December 17, 2021

The word Advent comes from the Latin word adventus (“arrival”) and points to the coming of a long-awaited person or event. Most of us associate this term with Christmas and a time of preparation as we remember and acknowledge the most significant arrival in history —  the coming of “God with us” in the birth of Jesus.

This Christmas, many of us are also experiencing expectation and longing in another way. During 2020, many of us couldn’t wait for the calendar to change to 2021. We hoped that the new year would bring an end to the COVID-19 pandemic and a “return to normal.” Little did we know that new versions of the same old challenges would face us throughout 2021.

In society at large, 2021 has been fraught with difficulties — theological division, political schisms, racism (individual and systemic), and a host of international challenges. As a denomination, we marked various phases of the pandemic with its seemingly continuous peaks and valleys. We adjusted our work, our ministries, our family matters, and indeed — our very lives — to compensate for our new reality.

Though these times have been hard, I count it among my life’s greatest joys to have worked with and served alongside all of the members of the Christian Reformed Church in North America. Thank you for your dedication to Christ, your dedication to the gospel, your dedication to the people of God worldwide, and for sharing the love of Christ with people near and far. Serving alongside such a great crowd of witnesses has helped me to feel joy, no matter what our external circumstances turned out to be.

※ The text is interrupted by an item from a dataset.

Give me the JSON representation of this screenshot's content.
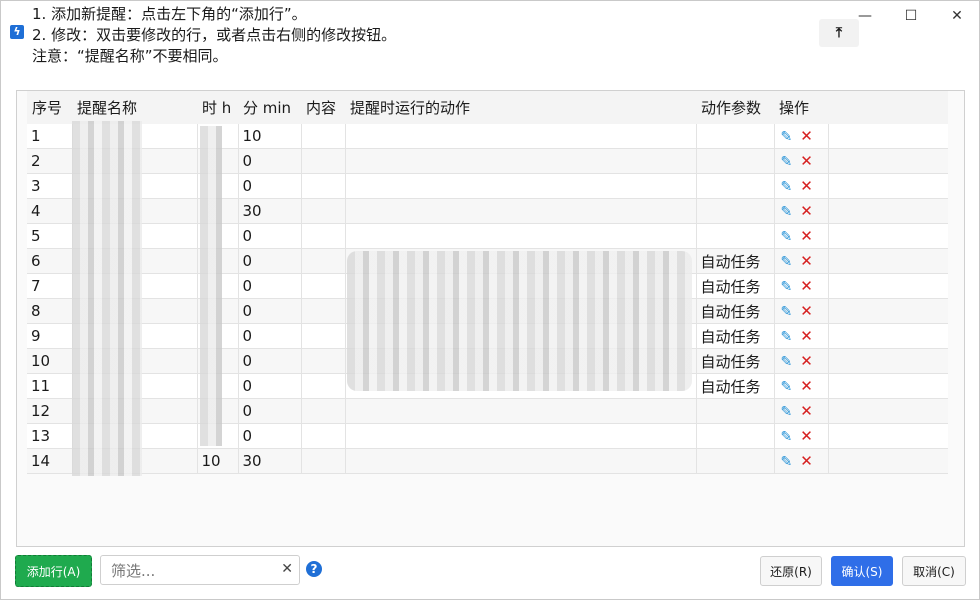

Now, as the calendar year draws to a close once again, as the omicron variant causes COVID cases to rise, and as we hear reports of unrest and natural disasters around the world, many of us are experiencing longing and hopes for 2022. We eagerly await an end to the pandemic — to be able to gather in large groups, to travel, to hug someone without thinking about social distancing. We anxiously look forward to Synod 2022 and the ability to be the church together. And we recognize that no matter what 2022 may hold for us as individuals, families, communities, or the denomination as a whole, God is standing with us. God’s incarnate love, which was made manifest in the birth of his Son, Jesus Christ, means that we can trust him to sustain us in the new year.

This Advent, I invite you to read anew the story of Christ’s birth. I invite you to experience anew the gospel love story dripping with God’s expectant and abundant agape love for us as his children. May you not only receive and feel God’s love but also share it with family and friends this Christmas. And may the new year allow us all to focus not on our hardships but instead on the one who made us, who loves us so much that he sent his Son to save us, and who calls us to love everyone around us in the same way.

Merry Christmas, everybody!

Colin P. Watson, Sr.
Executive Director of the CRCNA